However, there’s a new kid on the block – Conficker, also known as Downadup. No one is quite sure where the name comes from, but it’s thought to be a mix of ‘configure’ and ‘fick’, the German word for, ahem, unlawful carnal knowledge.

Conficker is a worm targeted specifically at Windows that first appeared in November 2008, with variants reported as recently as 4 March. It can be spread not just over the internet but also via removable storage devices. It can add files to USB keys, for example, which then spread the worm whenever they are used on other computers.

A sneaky little fellow, the Conficker worm turns all infected computers into ‘robots’ that work together to form an enormous network called a ‘botnet’. To date, it’s thought that the Conficker botnet has up to 10 million PCs. Even the computers in the British House of Commons have been affected.

And we’re about to find out exactly what it’s going to do.

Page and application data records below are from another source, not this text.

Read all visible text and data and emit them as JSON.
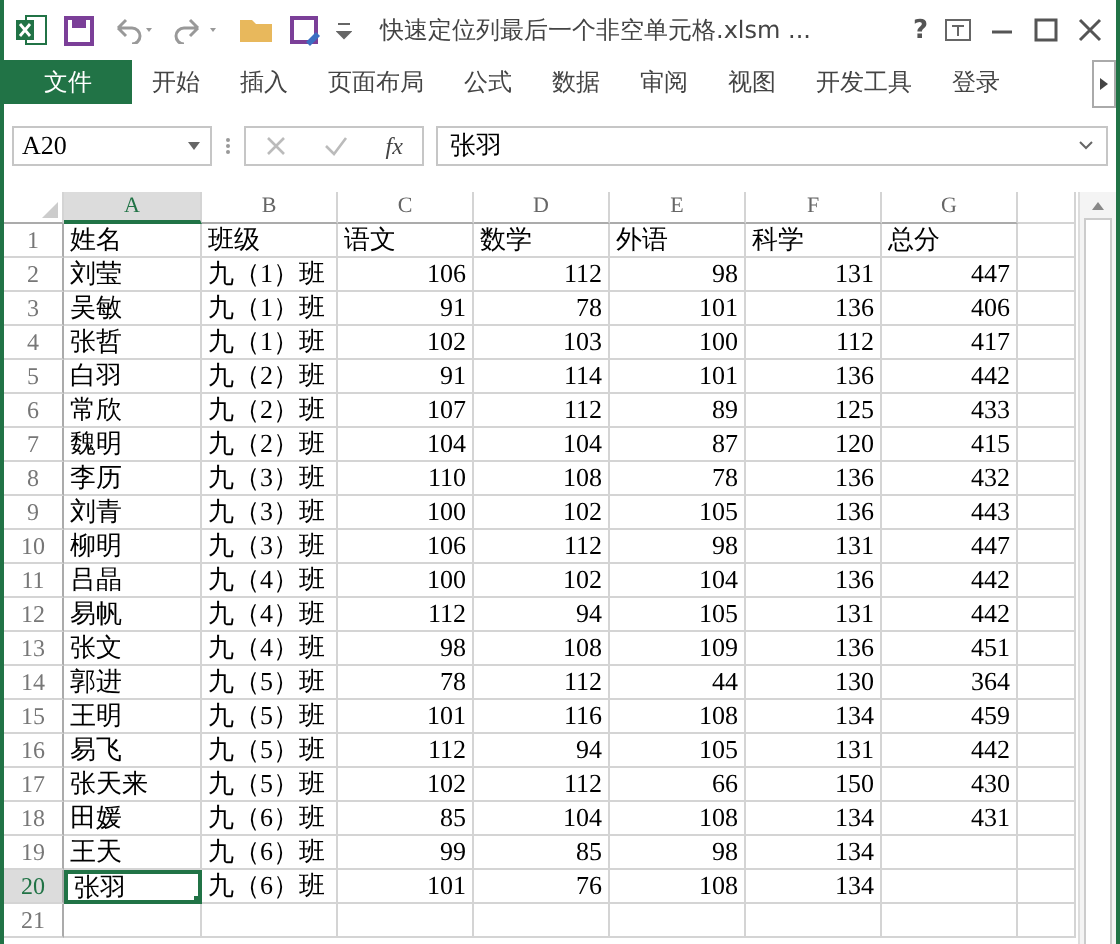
{
  "window": {
    "title": "快速定位列最后一个非空单元格.xlsm ...",
    "help": "?"
  },
  "ribbon_tabs": [
    {
      "label": "文件",
      "selected": true
    },
    {
      "label": "开始",
      "selected": false
    },
    {
      "label": "插入",
      "selected": false
    },
    {
      "label": "页面布局",
      "selected": false
    },
    {
      "label": "公式",
      "selected": false
    },
    {
      "label": "数据",
      "selected": false
    },
    {
      "label": "审阅",
      "selected": false
    },
    {
      "label": "视图",
      "selected": false
    },
    {
      "label": "开发工具",
      "selected": false
    },
    {
      "label": "登录",
      "selected": false
    }
  ],
  "formula_bar": {
    "name_box": "A20",
    "fx": "fx",
    "value": "张羽"
  },
  "columns": [
    {
      "label": "A",
      "selected": true
    },
    {
      "label": "B",
      "selected": false
    },
    {
      "label": "C",
      "selected": false
    },
    {
      "label": "D",
      "selected": false
    },
    {
      "label": "E",
      "selected": false
    },
    {
      "label": "F",
      "selected": false
    },
    {
      "label": "G",
      "selected": false
    }
  ],
  "rows": [
    {
      "number": "1",
      "selected": false,
      "cells": [
        "姓名",
        "班级",
        "语文",
        "数学",
        "外语",
        "科学",
        "总分"
      ]
    },
    {
      "number": "2",
      "selected": false,
      "cells": [
        "刘莹",
        "九（1）班",
        "106",
        "112",
        "98",
        "131",
        "447"
      ]
    },
    {
      "number": "3",
      "selected": false,
      "cells": [
        "吴敏",
        "九（1）班",
        "91",
        "78",
        "101",
        "136",
        "406"
      ]
    },
    {
      "number": "4",
      "selected": false,
      "cells": [
        "张哲",
        "九（1）班",
        "102",
        "103",
        "100",
        "112",
        "417"
      ]
    },
    {
      "number": "5",
      "selected": false,
      "cells": [
        "白羽",
        "九（2）班",
        "91",
        "114",
        "101",
        "136",
        "442"
      ]
    },
    {
      "number": "6",
      "selected": false,
      "cells": [
        "常欣",
        "九（2）班",
        "107",
        "112",
        "89",
        "125",
        "433"
      ]
    },
    {
      "number": "7",
      "selected": false,
      "cells": [
        "魏明",
        "九（2）班",
        "104",
        "104",
        "87",
        "120",
        "415"
      ]
    },
    {
      "number": "8",
      "selected": false,
      "cells": [
        "李历",
        "九（3）班",
        "110",
        "108",
        "78",
        "136",
        "432"
      ]
    },
    {
      "number": "9",
      "selected": false,
      "cells": [
        "刘青",
        "九（3）班",
        "100",
        "102",
        "105",
        "136",
        "443"
      ]
    },
    {
      "number": "10",
      "selected": false,
      "cells": [
        "柳明",
        "九（3）班",
        "106",
        "112",
        "98",
        "131",
        "447"
      ]
    },
    {
      "number": "11",
      "selected": false,
      "cells": [
        "吕晶",
        "九（4）班",
        "100",
        "102",
        "104",
        "136",
        "442"
      ]
    },
    {
      "number": "12",
      "selected": false,
      "cells": [
        "易帆",
        "九（4）班",
        "112",
        "94",
        "105",
        "131",
        "442"
      ]
    },
    {
      "number": "13",
      "selected": false,
      "cells": [
        "张文",
        "九（4）班",
        "98",
        "108",
        "109",
        "136",
        "451"
      ]
    },
    {
      "number": "14",
      "selected": false,
      "cells": [
        "郭进",
        "九（5）班",
        "78",
        "112",
        "44",
        "130",
        "364"
      ]
    },
    {
      "number": "15",
      "selected": false,
      "cells": [
        "王明",
        "九（5）班",
        "101",
        "116",
        "108",
        "134",
        "459"
      ]
    },
    {
      "number": "16",
      "selected": false,
      "cells": [
        "易飞",
        "九（5）班",
        "112",
        "94",
        "105",
        "131",
        "442"
      ]
    },
    {
      "number": "17",
      "selected": false,
      "cells": [
        "张天来",
        "九（5）班",
        "102",
        "112",
        "66",
        "150",
        "430"
      ]
    },
    {
      "number": "18",
      "selected": false,
      "cells": [
        "田媛",
        "九（6）班",
        "85",
        "104",
        "108",
        "134",
        "431"
      ]
    },
    {
      "number": "19",
      "selected": false,
      "cells": [
        "王天",
        "九（6）班",
        "99",
        "85",
        "98",
        "134"
      ]
    },
    {
      "number": "20",
      "selected": true,
      "cells": [
        "张羽",
        "九（6）班",
        "101",
        "76",
        "108",
        "134"
      ]
    },
    {
      "number": "21",
      "selected": false,
      "cells": []
    }
  ]
}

Research has shown that at midnight on 1 April, Conficker will begin to scan 50,000 websites, and download a set of instructions from 500 of them. What it’s going to do with those instructions remains unknown. Theories include that all 10 million computers will target Google’s search engine in a ‘denial of service’ cyber-attack, or the virus will cause mass data theft worldwide. However, many experts feel that it may all be one big April Fools’ joke, and, in fact, nothing at all will happen.

Microsoft has issues patches and instructions on how to remove the Conficker worm, as well as a reward of US$250,000 for naming the creators of the virus. So, if you know someone involved, be sure to shop them in.

By Deirdre Nolan

Pictured: Conficker in action